Deinstitutionalization and Mass Murder

What does the research really say about mental illness and mass violence?

Posted Aug 24, 2019

Last week, I had the opportunity to appear live on MSNBC to discuss President Trump's statements regarding mental illness and gun violence, as well as his remarks about reopening long-term facilities for the mentally ill. Although the host attempted to pull me into a political discussion, I resisted and spoke instead about the consequences of our society's longtime neglect of the seriously and persistently mentally ill.

In the aftermath of the Dayton and El Paso shootings, a number of mental health organizations, including the American Psychiatric Association and the American Psychological Association, officially condemned President Trump's statements linking the increase in mass violence to mental illness. These organizations repeated claims that we have all heard before, i.e., the mentally ill are no more dangerous than the rest of the population, and the mentally ill are more likely to be victims rather than the perpetrators of crime.

The only problem is that these assertions are, at best, misleading and incomplete, and, at worst, wholly inaccurate.

The fact is that the untreated seriously mentally ill are at an increased risk for violence, and that those with untreated serious mental disease perpetrate a sizable percentage of mass violence. While statistics vary, research shows that between one-third and one-half of all mass killings are perpetrated by the untreated seriously mentally ill (see Torrey, 2015). These individuals are also responsible for about 10% of all homicides (Matejowski, Cullen, & Solomon, 2008). Studies also indicate that once the seriously ill are treated, the incidence of violent behavior decreases significantly (see, for example, Fazel, Zetterqvist, Larsson, Långström, & Lichtenstein, 2014).

E. Fuller Torrey, M.D., the prominent psychiatrist and schizophrenia researcher, published a paper in 2015 titled “Deinstitutionalization and the Rise of Violence” which concluded that the mass closure of U.S. state hospitals in the 1970s and 1980s is definitively linked to the rise of violence in American society. Dr. Torrey also wrote a well-informed op-ed in the Wall Street Journal after the Dayton and El Paso shootings reiterating this fact.

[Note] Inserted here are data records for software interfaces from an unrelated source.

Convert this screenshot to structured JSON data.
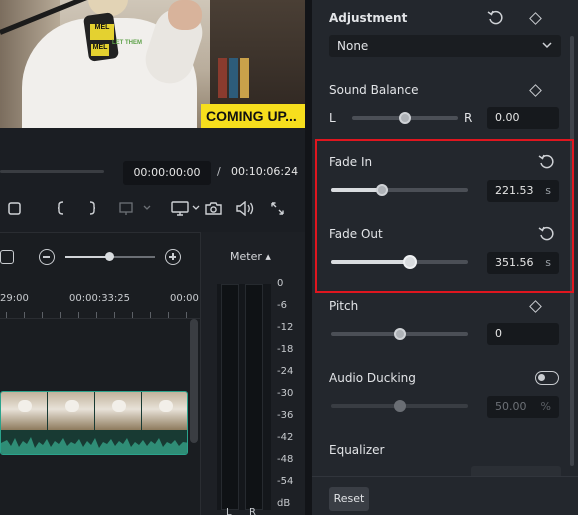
{
  "preview": {
    "caption": "COMING UP...",
    "mic_label": "MEL",
    "mic_label_2": "MEL",
    "shirt_text": "LET THEM"
  },
  "transport": {
    "current_time": "00:00:00:00",
    "separator": "/",
    "total_time": "00:10:06:24"
  },
  "timeline": {
    "ruler": [
      "29:00",
      "00:00:33:25",
      "00:00:"
    ]
  },
  "meter": {
    "title": "Meter ▴",
    "db_labels": [
      "0",
      "-6",
      "-12",
      "-18",
      "-24",
      "-30",
      "-36",
      "-42",
      "-48",
      "-54",
      "dB"
    ],
    "channels": [
      "L",
      "R"
    ]
  },
  "panel": {
    "adjustment": {
      "title": "Adjustment",
      "dropdown_value": "None"
    },
    "sound_balance": {
      "title": "Sound Balance",
      "left": "L",
      "right": "R",
      "value": "0.00",
      "level": 0.5
    },
    "fade_in": {
      "title": "Fade In",
      "value": "221.53",
      "unit": "s",
      "level": 0.37
    },
    "fade_out": {
      "title": "Fade Out",
      "value": "351.56",
      "unit": "s",
      "level": 0.58
    },
    "pitch": {
      "title": "Pitch",
      "value": "0",
      "level": 0.5
    },
    "audio_ducking": {
      "title": "Audio Ducking",
      "value": "50.00",
      "unit": "%",
      "level": 0.5,
      "enabled": false
    },
    "equalizer": {
      "title": "Equalizer"
    },
    "reset_label": "Reset"
  },
  "colors": {
    "highlight": "#e0161f",
    "caption_bg": "#f6de1d",
    "clip_border": "#2aa38c"
  }
}
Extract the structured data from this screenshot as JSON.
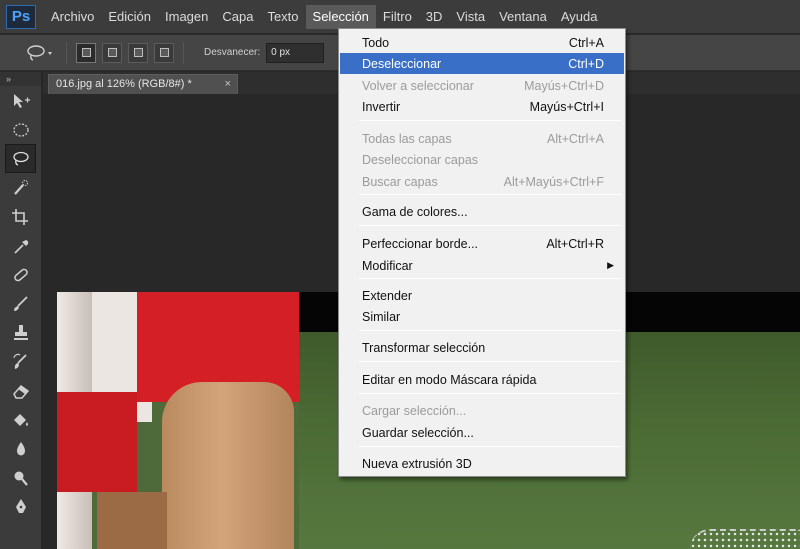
{
  "app": {
    "logo": "Ps"
  },
  "menubar": {
    "items": [
      "Archivo",
      "Edición",
      "Imagen",
      "Capa",
      "Texto",
      "Selección",
      "Filtro",
      "3D",
      "Vista",
      "Ventana",
      "Ayuda"
    ],
    "active": "Selección"
  },
  "options": {
    "feather_label": "Desvanecer:",
    "feather_value": "0 px"
  },
  "tools_panel": {
    "collapse_glyph": "»"
  },
  "document": {
    "tab_title": "016.jpg al 126% (RGB/8#) *",
    "close_glyph": "×"
  },
  "selection_menu": {
    "items": [
      {
        "label": "Todo",
        "shortcut": "Ctrl+A",
        "enabled": true
      },
      {
        "label": "Deseleccionar",
        "shortcut": "Ctrl+D",
        "enabled": true,
        "highlighted": true
      },
      {
        "label": "Volver a seleccionar",
        "shortcut": "Mayús+Ctrl+D",
        "enabled": false
      },
      {
        "label": "Invertir",
        "shortcut": "Mayús+Ctrl+I",
        "enabled": true
      },
      {
        "label": "Todas las capas",
        "shortcut": "Alt+Ctrl+A",
        "enabled": false
      },
      {
        "label": "Deseleccionar capas",
        "shortcut": "",
        "enabled": false
      },
      {
        "label": "Buscar capas",
        "shortcut": "Alt+Mayús+Ctrl+F",
        "enabled": false
      },
      {
        "label": "Gama de colores...",
        "shortcut": "",
        "enabled": true
      },
      {
        "label": "Perfeccionar borde...",
        "shortcut": "Alt+Ctrl+R",
        "enabled": true
      },
      {
        "label": "Modificar",
        "shortcut": "",
        "enabled": true,
        "submenu": true
      },
      {
        "label": "Extender",
        "shortcut": "",
        "enabled": true
      },
      {
        "label": "Similar",
        "shortcut": "",
        "enabled": true
      },
      {
        "label": "Transformar selección",
        "shortcut": "",
        "enabled": true
      },
      {
        "label": "Editar en modo Máscara rápida",
        "shortcut": "",
        "enabled": true
      },
      {
        "label": "Cargar selección...",
        "shortcut": "",
        "enabled": false
      },
      {
        "label": "Guardar selección...",
        "shortcut": "",
        "enabled": true
      },
      {
        "label": "Nueva extrusión 3D",
        "shortcut": "",
        "enabled": true
      }
    ]
  },
  "colors": {
    "menu_highlight": "#3a6fc8",
    "disabled_text": "#9b9b9b"
  }
}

Tim Pierce, used with permission.
A shuttered building on the campus of Westborough State Hospital in Westborough, Massachusetts.
Source: Tim Pierce, used with permission.

In the 1950s, more than half a million Americans were hospitalized in state mental hospitals. Today, we have a mere 35,000 state hospital beds, and gaining admission to a hospital has become near-impossible. Hospitalizations on general inpatient psychiatry units nowadays last only three to seven days. The grossly underfunded community mental health centers do their best under difficult circumstances, but the seriously mentally ill are largely going without care. Outpatient commitment is uncommon and underutilized. Instead of 600,000 in state hospitals, we now have 350,000 seriously ill in prison and another 250,000 homeless. Our mental health system has failed. Miserably.

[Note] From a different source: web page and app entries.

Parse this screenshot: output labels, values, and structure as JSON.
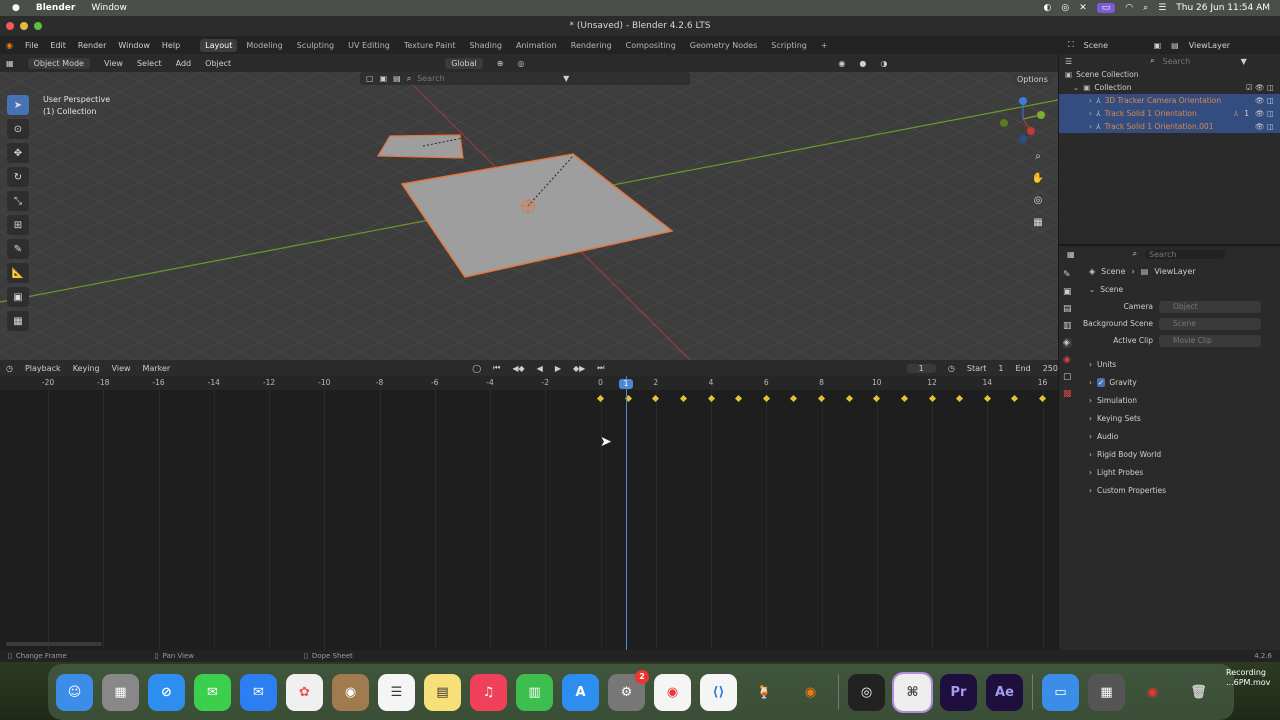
{
  "mac_menu": {
    "app": "Blender",
    "window": "Window",
    "clock": "Thu 26 Jun  11:54 AM"
  },
  "window_title": "* (Unsaved) - Blender 4.2.6 LTS",
  "top_menu": [
    "File",
    "Edit",
    "Render",
    "Window",
    "Help"
  ],
  "workspaces": [
    "Layout",
    "Modeling",
    "Sculpting",
    "UV Editing",
    "Texture Paint",
    "Shading",
    "Animation",
    "Rendering",
    "Compositing",
    "Geometry Nodes",
    "Scripting"
  ],
  "active_workspace": "Layout",
  "scene_field": "Scene",
  "viewlayer_field": "ViewLayer",
  "viewport_header": {
    "mode": "Object Mode",
    "view": "View",
    "select": "Select",
    "add": "Add",
    "object": "Object",
    "orientation": "Global",
    "search_placeholder": "Search",
    "options": "Options"
  },
  "viewport_info": {
    "line1": "User Perspective",
    "line2": "(1) Collection"
  },
  "timeline_header": {
    "playback": "Playback",
    "keying": "Keying",
    "view": "View",
    "marker": "Marker",
    "current_frame": "1",
    "start_label": "Start",
    "start": "1",
    "end_label": "End",
    "end": "250"
  },
  "timeline_ticks": [
    "-20",
    "-18",
    "-16",
    "-14",
    "-12",
    "-10",
    "-8",
    "-6",
    "-4",
    "-2",
    "0",
    "2",
    "4",
    "6",
    "8",
    "10",
    "12",
    "14",
    "16"
  ],
  "current_frame_marker": "1",
  "outliner": {
    "search_placeholder": "Search",
    "root": "Scene Collection",
    "collection": "Collection",
    "items": [
      "3D Tracker Camera Orientation",
      "Track Solid 1 Orientation",
      "Track Solid 1 Orientation.001"
    ],
    "item_badge": "1"
  },
  "properties": {
    "search_placeholder": "Search",
    "breadcrumb_scene": "Scene",
    "breadcrumb_viewlayer": "ViewLayer",
    "scene_section": "Scene",
    "camera_label": "Camera",
    "camera_placeholder": "Object",
    "background_label": "Background Scene",
    "background_placeholder": "Scene",
    "active_clip_label": "Active Clip",
    "active_clip_placeholder": "Movie Clip",
    "sections": [
      "Units",
      "Gravity",
      "Simulation",
      "Keying Sets",
      "Audio",
      "Rigid Body World",
      "Light Probes",
      "Custom Properties"
    ]
  },
  "status_bar": {
    "change_frame": "Change Frame",
    "pan_view": "Pan View",
    "dope_sheet": "Dope Sheet",
    "version": "4.2.6"
  },
  "dock": {
    "apps": [
      "Finder",
      "Launchpad",
      "Safari",
      "Messages",
      "Mail",
      "Photos",
      "Contacts",
      "Reminders",
      "Notes",
      "Music",
      "Numbers",
      "App Store",
      "System Settings",
      "Chrome",
      "VS Code",
      "Cocktail",
      "Blender",
      "OBS",
      "Keyboard",
      "Premiere Pro",
      "After Effects",
      "Folder",
      "Screenshot",
      "Chrome2",
      "Trash"
    ],
    "settings_badge": "2",
    "recording_label": "Recording",
    "recording_file": "...6PM.mov",
    "pr_label": "Pr",
    "ae_label": "Ae"
  }
}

While destigmatizing serious mental illness is a noble goal, to deny its link to violence is to do the seriously mentally ill and their families a grave disservice. It is also factually inaccurate. While the problem of mass violence is a complicated and multifactorial one, providing adequate care for the most seriously ill will go far in reducing the rate of violence in our society.


Fazel, S., Zetterqvist, J., Larsson, H., Långström, N., & Lichtenstein, P. (2014). Antipsychotics, mood stabilizers, and risk of violent crime. Lancet, 384(9949), 1167-1168.

Matejowski, J. C., Cullen, S. W., & Solomon, P. L. (2008). Characteristics of persons with severe mental illness who have been incarcerated for murder. Journal of the American Academy of Psychiatry and the Law, 36(1), 74-86.

Torrey, E. F. (2015). Deinstitutionalization and the rise of violence. CNS Spectrums, 20(3), 207-214.